She made her comments in response to a question from a forum moderator who asked whether she felt comfortable about the reporters being jailed.
The journalists, Wa Lone, 32, and Kyaw Soe Oo, 28, were convicted on official-secrets charges last week in a landmark case that has raised questions about Myanmar’s progress towards democracy.
The two reporters, who had pleaded not guilty, were investigating the killing of 10 villagers from the Muslim Rohingya minority by the Myanmar security forces at the time of their arrest. The military later acknowledged the killings and said it had punished several soldiers.
The UN, human rights and press freedom groups, and various governments criticised the convictions.
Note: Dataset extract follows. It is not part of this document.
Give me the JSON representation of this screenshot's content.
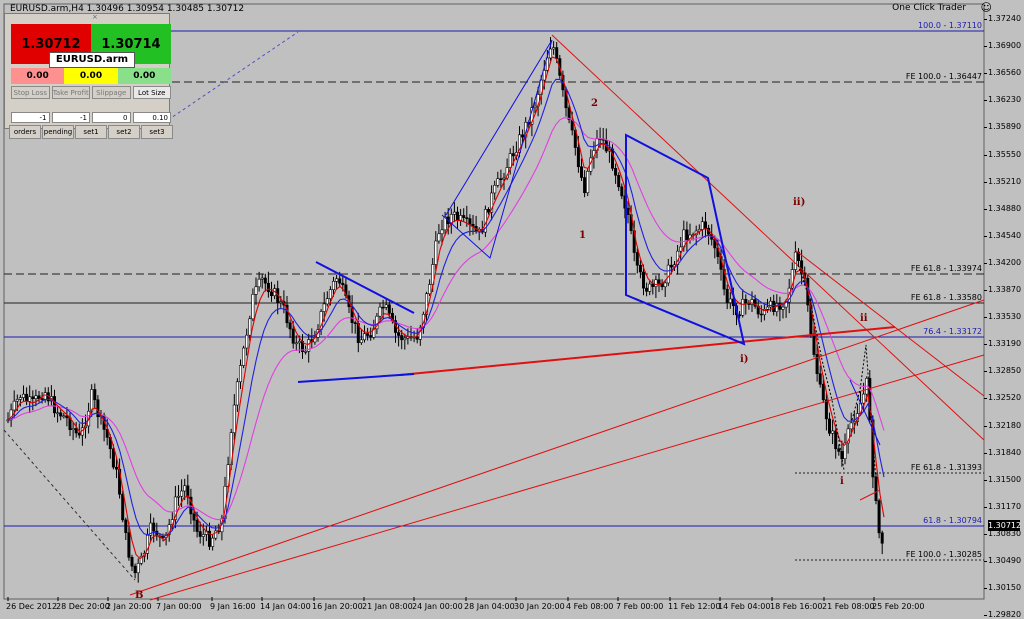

US Vice President Mike Pence called for their release.
Suu Kyi questioned whether people were aware of details of the case. “I wonder if many people have read the summary of the judgment, which had nothing to do with freedom of expression; it had to do with an Official Secrets Act,” she said. “If we believe in the rule of law, they have every right to appeal the judgment and to point out why the judgment was wrong.”
Government spokesperson Zaw Htay was not immediately available to comment on Suu Kyi’s remarks. He said last week the court was independent and followed due process.
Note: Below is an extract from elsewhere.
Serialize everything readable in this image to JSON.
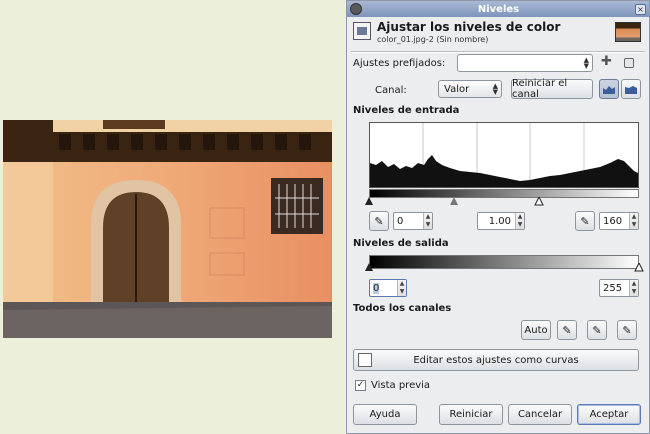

Reuters said in a statement: "We continue to believe Wa Lone and Kyaw Soe Oo did not violate Myanmar's espionage law, and at no point were they engaged in activity to hurt their country."
During eight months of hearings, Wa Lone and Kyaw Soe Oo testified that two policemen they had not met before handed them papers rolled up in a newspaper during a meeting at a Yangon restaurant on December 12. They said that almost immediately afterwards they were bundled into a car by plainclothes officers.
On February 1, a police witness said under cross-examination that information in the documents had already been published in newspapers. In April, a prosecution witness testified that a senior officer had ordered subordinates to plant secret documents on Wa Lone to “trap” the reporter.
Phil Robertson, deputy Asia director for Human Rights Watch, said Suu Kyi was wrong when she spoke about the verdict. "She fails to understand that real rule of law means respect for evidence presented in court, actions brought based on clearly defined and proportionate laws, and independence of the judiciary.” Reuters